Top of RECORD EXCERPTS
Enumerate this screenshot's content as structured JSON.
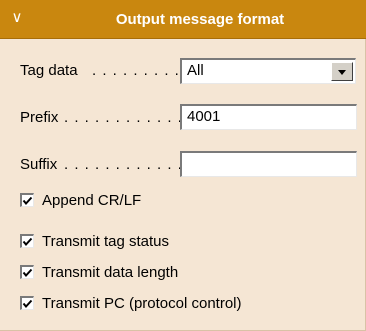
{
  "header": {
    "title": "Output message format",
    "collapse_icon": "chevron-down-icon",
    "chevron_glyph": "∨"
  },
  "colors": {
    "header_bg": "#c9870f",
    "panel_bg": "#f5e6d4"
  },
  "tag_data": {
    "label": "Tag data",
    "dots": ". . . . . . . . .",
    "value": "All"
  },
  "prefix": {
    "label": "Prefix",
    "dots": ". . . . . . . . . . . .",
    "value": "4001"
  },
  "suffix": {
    "label": "Suffix",
    "dots": ". . . . . . . . . . . .",
    "value": ""
  },
  "checkboxes": {
    "append_crlf": {
      "label": "Append CR/LF",
      "checked": true
    },
    "transmit_tag_status": {
      "label": "Transmit tag status",
      "checked": true
    },
    "transmit_data_length": {
      "label": "Transmit data length",
      "checked": true
    },
    "transmit_pc": {
      "label": "Transmit PC (protocol control)",
      "checked": true
    }
  }
}
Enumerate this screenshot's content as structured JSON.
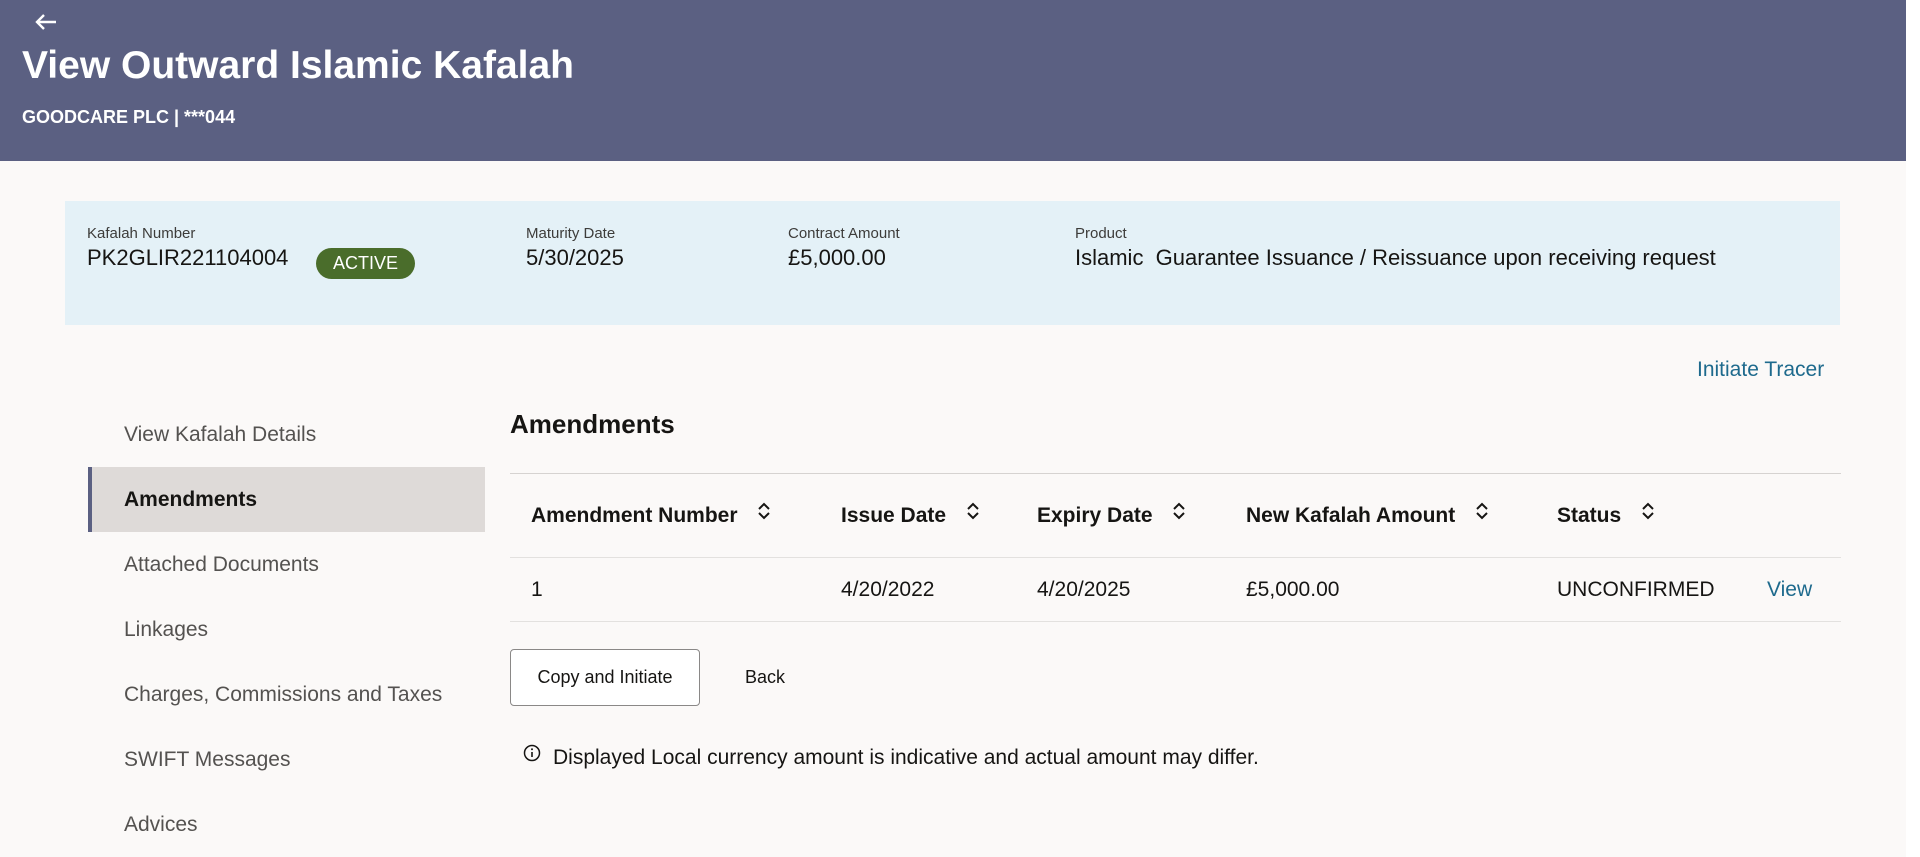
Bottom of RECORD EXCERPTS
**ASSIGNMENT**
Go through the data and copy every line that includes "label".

**REPLY TO THE EXERCISE**
    "label": "Tag data",
    "label": "Prefix",
    "label": "Suffix",
      "label": "Append CR/LF",
      "label": "Transmit tag status",
      "label": "Transmit data length",
      "label": "Transmit PC (protocol control)",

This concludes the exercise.